The backend code that disables detected extensions during the first run is complete, as is the frontend code that marks them to be enabled after a restart. The UI still needs to be connected but that will require the doorhanger notification API to be completed.
Add-on developers face a bit of a challenge when it comes to helping users get the most out of their add-ons. Even once you are past the first hurdle and have got a user to install the add-on, you then need to help them get up and running quickly after Firefox has restarted. Presented with just the blank Firefox window it can be difficult for a user to know where to go next. Many add-on developers have taken to including a first-run experience to give the user some help. Display a webpage with some instructions or open a wizard to start setting up. As this practice started it was generally acceptable. Few add-ons actually did anything so it was helpful. These days though many add-ons are doing it, no doubt with more to come. It is starting to be an annoyance in some cases. Others have already been discussing ways that we can improve this.
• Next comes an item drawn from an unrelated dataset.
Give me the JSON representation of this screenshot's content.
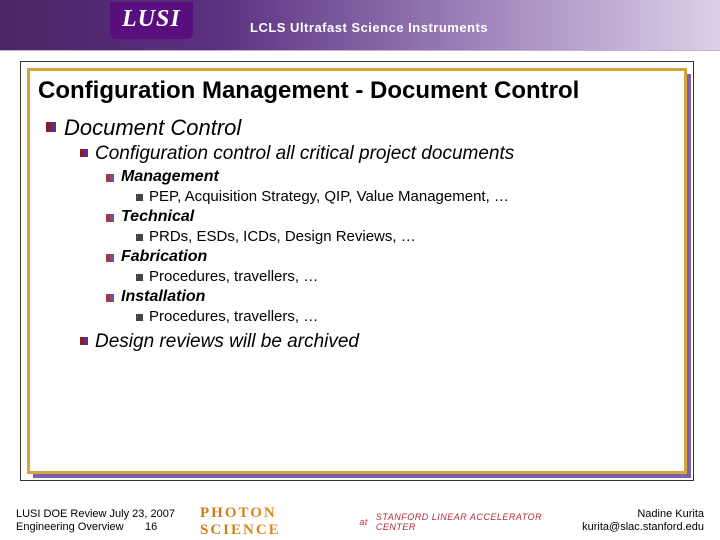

In Firefox 3.0 we introduced a small feature to try to alleviate a little of this. After restarting Firefox the user would be shown new add-ons that had been installed so they could configure them. It also provided a little consistency across the restart which was normally done from the add-ons manager.
This UI had the additional small benefit that it would also display when other applications installed extensions into Firefox without the user’s knowledge. However as a post-install experience it really hasn’t worked out all that well for a few reasons:
It’s invasive. It pops up in front of the user after the restart and they feel the need to close it before doing anything else. This makes it almost as bad as some of the first run experiences provided by extensions.
It’s confusing. It can be pretty difficult to identify just what add-ons have been installed especially when the list is long.
It provides no next steps. Although if you click on the new add-ons you might get a chance to configure it, it doesn’t actually help push the user in any direction.
We’ve been thinking about ways to improve this for a while and there are a few different ideas floating around. I’d like to float one of them here and see what people think. The goal is both to let users know that new add-ons have been installed and let the add-on help the user move forward without needing to show popup dialogs or inundate the user with a webpage per add-on. It also needs to work in applications that aren’t Firefox. Excuse the poor mock-up, my UI skills aren’t all that hot.
The idea is that in Firefox this would display in the webpage content area. It might display immediately after startup, or it might be better to use an alert to tell the user new add-ons are there and then display it when they click on the alert. Other applications can open this in a new window or wherever they wish.
It’s designed to be clear exactly what has been installed and give the user things to do with those items. Preferences at a bare minimum, but the yellow highlighted areas are the interesting bit. Those represent overlay points where the add-on can put whatever UI it likes. This might be a simple message to tell the user how to get started. It might be a few of the most common settings, maybe a login box. It might be a button to launch further UI like a wizard.
I think, even if this were to open immediately in Firefox, this addresses the main deficiencies of what we currently do. I’d hope that many add-on developers could then stop their custom first-run stuff and instead just use this, but I know there are lots of different needs out there so I’d like to hear where this doesn’t work to see if we can accommodate.